My name is Kasia Scontsas. I grew near Lublin, Poland and moved to Warsaw to study International Business. I have passion for languages: any languages! Currently I live in New Hampshire. I enjoy skiing, kayaking, biking and paddle boarding. My husband speaks a little Polish, but our daughters are fluent in it! I wanted to make sure that they can communicate with their Polish relatives in our native language. Teaching them Polish since they were born was the best thing I could have given them! I have been writing about learning Polish language and culture for Transparent Language’s Polish Blog since 2010.


  1. Thaddeus Figlock:

    Sincere thanks for this message with cultural and religious content. Ted Figlock, W1HGY.

  2. pigus skrydis:

    What an interesting tradition at Poland!
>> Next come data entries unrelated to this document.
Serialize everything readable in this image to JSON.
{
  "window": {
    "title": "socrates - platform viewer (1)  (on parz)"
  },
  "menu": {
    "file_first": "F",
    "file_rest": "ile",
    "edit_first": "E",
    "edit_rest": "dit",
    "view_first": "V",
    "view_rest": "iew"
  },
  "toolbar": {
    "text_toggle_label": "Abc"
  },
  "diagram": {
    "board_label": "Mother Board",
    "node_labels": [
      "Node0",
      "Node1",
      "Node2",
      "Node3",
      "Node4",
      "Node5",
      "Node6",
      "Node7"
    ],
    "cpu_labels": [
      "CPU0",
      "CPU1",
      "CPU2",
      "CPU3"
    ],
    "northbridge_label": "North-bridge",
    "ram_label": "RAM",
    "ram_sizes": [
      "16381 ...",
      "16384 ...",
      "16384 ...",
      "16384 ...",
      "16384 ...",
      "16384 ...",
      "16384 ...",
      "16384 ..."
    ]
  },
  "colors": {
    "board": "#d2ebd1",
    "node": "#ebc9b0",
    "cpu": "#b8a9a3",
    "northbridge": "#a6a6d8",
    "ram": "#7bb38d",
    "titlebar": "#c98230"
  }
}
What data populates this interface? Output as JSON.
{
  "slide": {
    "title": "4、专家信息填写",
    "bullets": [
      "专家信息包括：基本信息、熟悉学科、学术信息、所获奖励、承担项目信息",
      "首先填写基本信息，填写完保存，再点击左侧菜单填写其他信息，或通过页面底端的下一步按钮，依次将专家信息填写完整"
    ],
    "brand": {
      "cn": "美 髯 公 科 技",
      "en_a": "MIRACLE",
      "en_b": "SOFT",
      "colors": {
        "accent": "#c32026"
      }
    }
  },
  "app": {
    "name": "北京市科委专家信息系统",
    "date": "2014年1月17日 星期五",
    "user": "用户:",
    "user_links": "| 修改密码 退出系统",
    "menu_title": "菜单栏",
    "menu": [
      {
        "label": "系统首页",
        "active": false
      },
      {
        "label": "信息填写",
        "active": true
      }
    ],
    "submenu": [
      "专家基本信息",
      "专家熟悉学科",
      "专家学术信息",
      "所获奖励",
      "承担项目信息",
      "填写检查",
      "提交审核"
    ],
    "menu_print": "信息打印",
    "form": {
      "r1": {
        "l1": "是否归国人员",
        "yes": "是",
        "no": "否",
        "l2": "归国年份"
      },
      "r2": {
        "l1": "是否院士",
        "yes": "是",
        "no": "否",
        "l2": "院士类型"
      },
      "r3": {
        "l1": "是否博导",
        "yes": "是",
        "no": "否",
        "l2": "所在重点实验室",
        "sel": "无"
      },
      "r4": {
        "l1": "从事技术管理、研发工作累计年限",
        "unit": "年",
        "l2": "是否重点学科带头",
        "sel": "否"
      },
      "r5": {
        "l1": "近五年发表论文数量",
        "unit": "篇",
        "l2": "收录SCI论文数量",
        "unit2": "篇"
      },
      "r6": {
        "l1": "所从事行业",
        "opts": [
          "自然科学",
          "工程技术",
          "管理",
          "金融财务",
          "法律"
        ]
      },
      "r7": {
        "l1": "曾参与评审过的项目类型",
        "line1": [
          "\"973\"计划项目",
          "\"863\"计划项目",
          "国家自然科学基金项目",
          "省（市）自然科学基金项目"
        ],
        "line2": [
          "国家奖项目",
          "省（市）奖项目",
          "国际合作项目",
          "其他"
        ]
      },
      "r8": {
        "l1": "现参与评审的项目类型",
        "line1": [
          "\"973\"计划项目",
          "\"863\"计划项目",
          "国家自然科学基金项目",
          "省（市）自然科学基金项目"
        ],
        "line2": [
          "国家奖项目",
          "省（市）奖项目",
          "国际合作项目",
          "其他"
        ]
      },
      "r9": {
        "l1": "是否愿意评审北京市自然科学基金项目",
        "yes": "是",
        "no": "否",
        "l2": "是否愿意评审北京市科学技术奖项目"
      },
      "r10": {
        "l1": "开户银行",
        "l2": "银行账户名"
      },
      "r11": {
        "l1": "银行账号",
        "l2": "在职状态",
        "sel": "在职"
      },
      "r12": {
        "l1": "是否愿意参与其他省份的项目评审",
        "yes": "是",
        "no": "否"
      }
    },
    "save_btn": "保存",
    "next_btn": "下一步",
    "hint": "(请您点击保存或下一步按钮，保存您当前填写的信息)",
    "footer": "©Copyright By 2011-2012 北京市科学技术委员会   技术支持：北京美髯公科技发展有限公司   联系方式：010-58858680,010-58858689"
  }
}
I have never seen something before like that 🙂 Even I visited a lot of countries, traveling with cheap airlines, in whole Europe there is nothing similar like that 🙂 I thing that and this Eastern polish people will celebrate like that also.